Mankato Free Press. May 4, 2021.
Editorial: Transparency: Continue online public meetings
When the COVID pandemic began, city councils, county boards, school boards and other public bodies began airing their meetings online, including using Zoom, YouTube, public access television and via phone.
There were some glitches early on as local governments and the public learned to use the technology, but it has become a comfortable and convenient way for the public to watch their elected officials in action.
The practice should continue into the future, even after public bodies are allowed to meet in person and have citizens attend meetings in person.
Virtual meetings allow people to watch meetings they are interested in no matter where they might be at the time. Residents interested in a city council or county board meeting who may be out of the area or who have responsibilities that keep them at home are still able to listen in. People have also been able to call in and voice their opinions during public comment periods at meetings.
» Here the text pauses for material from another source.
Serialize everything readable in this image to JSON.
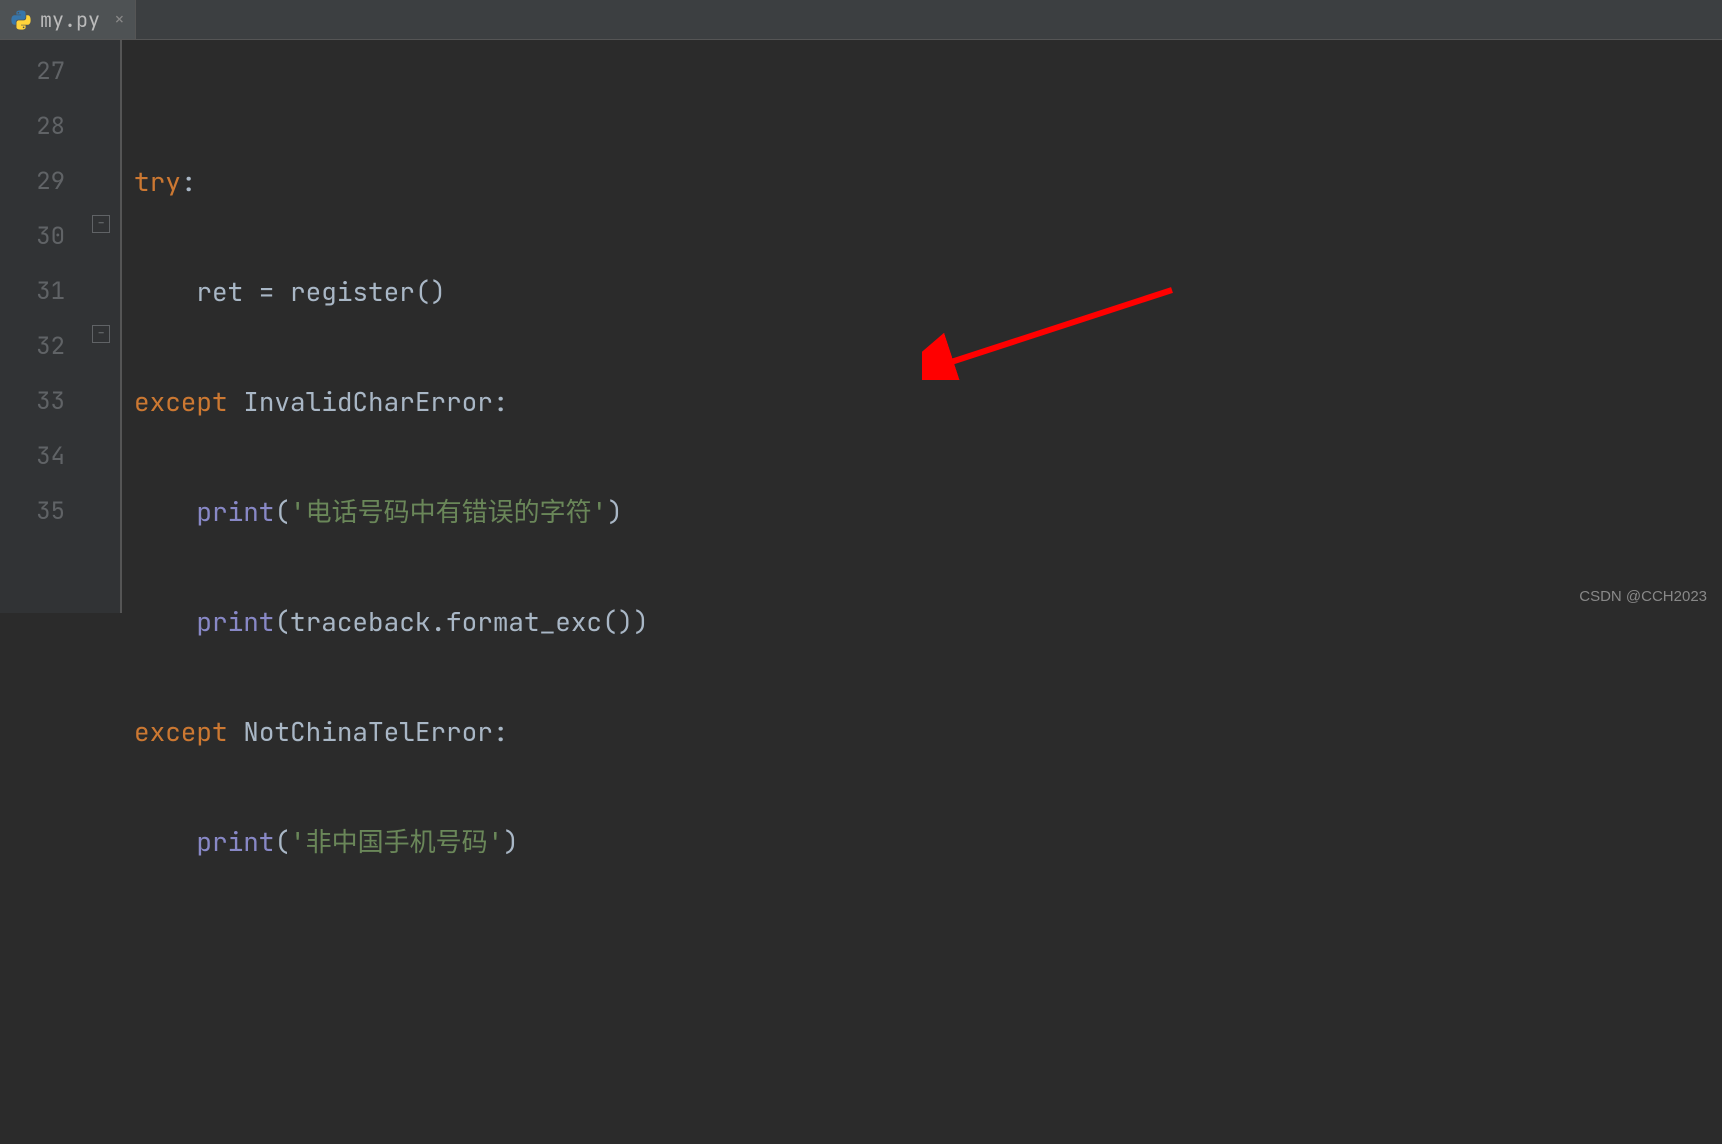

For those without transportation to get to city hall, the school district office or the county board room, they are still able to participate. Those who have physical difficulties can also easily be a part of their elected officials' meetings from the comfort of their home.
Already, some states are considering legislation that would make virtual meetings part of their open meeting laws. California is considering various proposals that would remove barriers to virtual meetings, such as current rules that require a quorum of elected officials to be physically within the boundaries of the jurisdiction. Other legislation would require public bodies to offer virtual access to meetings simultaneous with their normal in-person meetings.
The virtual meetings of the past year have been allowed under part of the governor's emergency declarations. But not all public bodies in the state followed the spirit of the rules. A resident filed a complaint with the state after a St. Louis County school board continued to hold meetings with a quorum of members meeting in person but barring the public from attending in person.
While the board did allow residents to listen in on the meeting virtually, the Commissioner of Administration ruled they violated the Open Meeting Law as they chose to meet in person but only allowed remote attendance for the public.
The case shows that as public bodies have been allowed to air meetings virtually, some will try to find loopholes to limit full public participation. That's why the Legislature needs to clarify rules.
Lawmakers should refine the Open Meeting Law to encourage public bodies to continue allowing remote access once in-person meetings resume, while ensuring that local governments do not try to circumvent the spirit of the law to limit public access, whether in person or remotely.
Access to the business of public bodies should be as easy as possible.